Just east of East Drive around 67th Street

Nome, Alaska experienced a diptheria outbreak in January 1925 and weather conditions prevented the city of 1,500 from obtaining vaccine by air or rail. The only hope was for a relay of 20 dog-sled teams to deliver a package of serum from 674 miles away in Nenana. The team of the last musher, Gunnar Kasson, was lead by Balto, a black and white Alaskan malamute who raced over the terrain in record time despite blizzard conditions and temperatures of 50 degrees below zero, limiting the epidemic to only five deaths.

Balto became a celebrity and toured America with his team. The Municipal Arts Society collected private donations and commissioned this sculpture by Brooklyn-born artist Frederick George Richard Roth (1872-1944). The statue was dedicated on December 17, 1925 (with Balto present) and was awarded the 1925 Speyer Prize by the National Academy of Design.
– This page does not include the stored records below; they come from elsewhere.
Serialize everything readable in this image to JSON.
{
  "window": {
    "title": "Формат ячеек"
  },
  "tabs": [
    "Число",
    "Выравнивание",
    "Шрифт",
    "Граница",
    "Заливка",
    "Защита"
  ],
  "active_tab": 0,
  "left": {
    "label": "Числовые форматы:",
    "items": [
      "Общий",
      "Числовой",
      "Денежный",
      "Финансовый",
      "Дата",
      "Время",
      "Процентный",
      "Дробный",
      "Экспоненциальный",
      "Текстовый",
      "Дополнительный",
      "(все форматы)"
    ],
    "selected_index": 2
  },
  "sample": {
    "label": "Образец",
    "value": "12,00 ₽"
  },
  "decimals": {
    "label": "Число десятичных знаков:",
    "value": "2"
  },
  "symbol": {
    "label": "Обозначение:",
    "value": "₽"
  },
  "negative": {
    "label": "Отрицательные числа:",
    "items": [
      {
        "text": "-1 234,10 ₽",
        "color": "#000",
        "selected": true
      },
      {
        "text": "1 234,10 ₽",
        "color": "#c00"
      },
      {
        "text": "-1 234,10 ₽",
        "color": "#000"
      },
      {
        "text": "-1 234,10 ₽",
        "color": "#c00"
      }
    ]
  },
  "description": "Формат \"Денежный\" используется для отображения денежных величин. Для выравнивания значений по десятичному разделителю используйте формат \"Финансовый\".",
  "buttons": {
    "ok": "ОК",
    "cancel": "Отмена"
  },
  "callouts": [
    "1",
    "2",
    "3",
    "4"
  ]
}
Balto died in 1933 in Cleveland, OH and his stuffed body is displayed at Cleveland's Natural History Museum.


Dedicated to the indomitable spirit of
The Sled Dogs
That relayed antitoxin six hundred miles over rough ice
across treacherous waters through Arctic blizzards from
Nenana to the relief of stricken Nome in the
Winter of 1925

02/17/2003 16:56:52
07/31/2007 18:13:20
07/31/2007 18:13:29
07/31/2007 18:13:41
07/31/2007 18:13:54
01/24/2008 14:41:12

Next: Bolivar Plaza